    Address: Steigstraße 8, 72820 Sonnenbühl (near Stuttgart)
    Telephone: 07128 774
    Hours: Tues - Saturday 10:00 - 17:00; Sundays and holidays open from 11:00
    Admission: € 4

    Continue to 5 of 8 below.
  • 05 of 08
    Giraffen Museum
    ••• Heinz-Jürgen Preuß

    An animal of a much higher elevation is honored in Dortmund. Of course this includes elegant sculptures, but the 30,000 piece private collection also has its share of kitsch with giraffe teapots, clocks, paintings, stuffed animals and even a giraffe-themed menu.

    Note that visits are by appointment only.

    Address: Wickeder Hellweg 25, 44319 Dortmund
    Telephone: 0231 2864577
    Hours: Tuesday - Saturday 10:00 - 17:00; Sundays and holidays open from 11:00
    Admission: € 5

  • 06 of 08
    Deutsches Hygiene Museum in Dresden
    ••• http://www.dhmd.de/index.php?id=204

    The well-organized German Hygiene Museum examines the history and importance of personal care. The museum was founded in 1912 by a Dresden businessman who just happened to manufacturer hygiene products.
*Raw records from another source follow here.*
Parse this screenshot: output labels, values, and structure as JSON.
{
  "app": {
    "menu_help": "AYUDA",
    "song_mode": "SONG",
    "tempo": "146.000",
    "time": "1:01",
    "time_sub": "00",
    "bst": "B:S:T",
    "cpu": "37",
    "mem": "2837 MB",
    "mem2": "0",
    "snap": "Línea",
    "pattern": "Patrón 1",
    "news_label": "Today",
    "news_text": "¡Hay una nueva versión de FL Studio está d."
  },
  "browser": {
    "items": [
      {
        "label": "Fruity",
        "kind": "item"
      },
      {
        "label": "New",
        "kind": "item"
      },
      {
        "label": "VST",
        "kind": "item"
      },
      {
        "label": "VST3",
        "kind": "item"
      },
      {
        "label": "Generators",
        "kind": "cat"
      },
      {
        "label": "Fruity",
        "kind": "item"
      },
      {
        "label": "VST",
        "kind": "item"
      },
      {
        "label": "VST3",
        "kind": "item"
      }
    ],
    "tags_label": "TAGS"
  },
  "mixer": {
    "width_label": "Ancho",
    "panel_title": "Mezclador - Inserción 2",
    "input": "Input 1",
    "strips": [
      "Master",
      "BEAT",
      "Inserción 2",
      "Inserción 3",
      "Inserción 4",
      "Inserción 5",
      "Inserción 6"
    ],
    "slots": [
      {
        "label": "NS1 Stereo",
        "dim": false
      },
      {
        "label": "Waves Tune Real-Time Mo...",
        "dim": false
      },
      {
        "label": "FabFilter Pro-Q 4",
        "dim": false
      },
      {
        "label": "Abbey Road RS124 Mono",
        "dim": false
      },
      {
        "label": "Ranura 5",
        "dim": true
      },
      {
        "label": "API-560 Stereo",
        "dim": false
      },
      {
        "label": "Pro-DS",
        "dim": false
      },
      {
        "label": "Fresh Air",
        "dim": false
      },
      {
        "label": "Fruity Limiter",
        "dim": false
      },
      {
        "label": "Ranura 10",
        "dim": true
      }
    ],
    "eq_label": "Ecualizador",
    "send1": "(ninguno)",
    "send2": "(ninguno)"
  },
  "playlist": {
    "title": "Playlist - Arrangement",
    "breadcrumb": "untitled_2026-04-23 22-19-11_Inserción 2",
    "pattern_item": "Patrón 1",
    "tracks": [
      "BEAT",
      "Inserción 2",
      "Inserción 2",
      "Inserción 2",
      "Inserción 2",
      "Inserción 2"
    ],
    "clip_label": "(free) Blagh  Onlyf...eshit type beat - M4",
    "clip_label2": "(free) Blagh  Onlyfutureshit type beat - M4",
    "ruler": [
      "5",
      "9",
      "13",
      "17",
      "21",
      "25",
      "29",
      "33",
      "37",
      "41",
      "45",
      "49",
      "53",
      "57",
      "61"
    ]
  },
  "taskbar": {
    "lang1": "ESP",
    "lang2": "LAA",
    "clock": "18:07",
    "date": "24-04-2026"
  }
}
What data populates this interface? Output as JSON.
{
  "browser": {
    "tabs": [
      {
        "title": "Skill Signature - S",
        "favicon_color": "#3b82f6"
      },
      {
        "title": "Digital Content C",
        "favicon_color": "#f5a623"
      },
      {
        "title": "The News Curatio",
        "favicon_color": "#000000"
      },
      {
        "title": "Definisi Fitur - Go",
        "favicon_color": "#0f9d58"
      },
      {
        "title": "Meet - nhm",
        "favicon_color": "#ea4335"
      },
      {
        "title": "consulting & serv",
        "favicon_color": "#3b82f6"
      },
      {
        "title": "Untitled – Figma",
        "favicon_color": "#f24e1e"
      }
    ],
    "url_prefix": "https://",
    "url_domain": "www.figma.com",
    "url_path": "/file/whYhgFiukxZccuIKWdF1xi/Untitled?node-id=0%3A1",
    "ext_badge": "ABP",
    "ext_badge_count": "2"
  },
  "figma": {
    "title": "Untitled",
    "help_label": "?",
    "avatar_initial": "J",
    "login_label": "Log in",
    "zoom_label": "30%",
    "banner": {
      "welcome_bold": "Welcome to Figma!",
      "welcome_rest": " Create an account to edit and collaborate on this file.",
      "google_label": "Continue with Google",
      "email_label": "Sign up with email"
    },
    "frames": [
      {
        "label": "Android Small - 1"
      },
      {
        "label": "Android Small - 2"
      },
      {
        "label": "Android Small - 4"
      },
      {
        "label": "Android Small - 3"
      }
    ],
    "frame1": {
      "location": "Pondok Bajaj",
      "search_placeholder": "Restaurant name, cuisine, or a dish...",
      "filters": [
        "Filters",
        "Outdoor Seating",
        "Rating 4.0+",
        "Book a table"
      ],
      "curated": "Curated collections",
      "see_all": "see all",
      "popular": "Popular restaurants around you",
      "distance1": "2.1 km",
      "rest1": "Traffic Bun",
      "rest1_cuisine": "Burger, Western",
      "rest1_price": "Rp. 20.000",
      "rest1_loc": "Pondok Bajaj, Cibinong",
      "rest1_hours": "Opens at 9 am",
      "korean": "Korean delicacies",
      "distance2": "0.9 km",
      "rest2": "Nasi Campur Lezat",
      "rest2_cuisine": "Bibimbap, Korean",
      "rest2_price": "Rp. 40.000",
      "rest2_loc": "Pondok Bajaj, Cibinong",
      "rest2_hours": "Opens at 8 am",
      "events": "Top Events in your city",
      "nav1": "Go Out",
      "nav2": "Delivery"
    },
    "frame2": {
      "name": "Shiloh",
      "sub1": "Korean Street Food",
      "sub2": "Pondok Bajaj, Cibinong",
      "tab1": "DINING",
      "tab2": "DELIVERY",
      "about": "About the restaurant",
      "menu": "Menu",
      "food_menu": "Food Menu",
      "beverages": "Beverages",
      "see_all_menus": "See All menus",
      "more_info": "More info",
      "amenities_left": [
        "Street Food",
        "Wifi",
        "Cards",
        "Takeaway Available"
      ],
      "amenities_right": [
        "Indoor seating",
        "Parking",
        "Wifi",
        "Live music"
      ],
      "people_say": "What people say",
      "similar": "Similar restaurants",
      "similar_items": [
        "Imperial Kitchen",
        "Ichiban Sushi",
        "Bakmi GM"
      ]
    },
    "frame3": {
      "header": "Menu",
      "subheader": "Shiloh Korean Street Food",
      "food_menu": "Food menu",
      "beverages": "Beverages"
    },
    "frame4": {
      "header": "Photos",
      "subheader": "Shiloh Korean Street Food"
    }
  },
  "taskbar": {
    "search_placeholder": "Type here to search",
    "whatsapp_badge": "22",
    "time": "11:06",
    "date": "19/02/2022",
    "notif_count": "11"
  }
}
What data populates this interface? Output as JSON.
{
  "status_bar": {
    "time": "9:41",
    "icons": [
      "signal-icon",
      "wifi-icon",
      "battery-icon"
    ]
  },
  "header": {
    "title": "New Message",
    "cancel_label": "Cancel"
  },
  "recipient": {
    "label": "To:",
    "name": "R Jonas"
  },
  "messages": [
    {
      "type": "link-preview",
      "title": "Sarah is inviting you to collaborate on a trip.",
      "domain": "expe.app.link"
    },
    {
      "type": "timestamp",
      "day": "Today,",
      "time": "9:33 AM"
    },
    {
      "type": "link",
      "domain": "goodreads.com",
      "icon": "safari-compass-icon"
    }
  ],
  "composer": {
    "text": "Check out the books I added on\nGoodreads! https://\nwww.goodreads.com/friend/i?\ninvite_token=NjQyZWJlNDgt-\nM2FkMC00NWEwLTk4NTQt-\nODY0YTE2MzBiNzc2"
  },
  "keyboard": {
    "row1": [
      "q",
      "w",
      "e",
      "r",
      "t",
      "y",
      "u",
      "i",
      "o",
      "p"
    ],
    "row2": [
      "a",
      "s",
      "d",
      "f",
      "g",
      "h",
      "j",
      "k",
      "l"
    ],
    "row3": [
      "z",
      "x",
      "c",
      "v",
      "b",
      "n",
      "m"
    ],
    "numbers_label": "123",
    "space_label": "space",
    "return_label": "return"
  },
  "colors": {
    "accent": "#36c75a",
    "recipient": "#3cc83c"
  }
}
This building also has a unique history. It was used by the Nazis to promote its extreme racial ideology. Today's visitors can check out antique grooming and ophthalmology equipment.

    Address: Lingnerplatz 1, 01069 Dresden
    Telephone: 0351 48460
    Hours: Tuesday - Sunday 10:00 - 18:00
    Admission: € 7

  • 07 of 08

    Frankfurt’s Dialogue Museum invites visitors to explore their less-used senses by guiding them through dark rooms by employees called “The Dark Team”. Sound spooky? Visit the “Casino for Communication” exhibit which has you play games without the gift of sight. If all this exploring leaves you hungry, visit the museum’s restaurant where food is also served in the dark.

    Address: Hanauer Landstraße 137-145, 60314 Frankfurt am Main
    Telephone: 069 9043210
    Hours: Tuesday - Friday 9:00 - 17:00; Saturday - Sunday til 19:00
    Admission:  € 16

  • 08 of 08
    Das Museum der unerhörten Dinge
    ••• http://www.museumderunerhoertendinge.de/

    The absolutely tiny “Museum of Unheard of Things” showcases a collection of oddities. Items range from rubble from the forbidden Chernobyl “death zone” to Walter Benjamin’s typewriter to a reindeer’s antler and piece of fur. Beautifully strange, and perfectly Berlin.

    Address: Crellestr. 5-6 10827  Berlin
    Telephone: 030 7814932
    Hours: Wednesday - Friday 15:00 - 17:00
    Admission: Free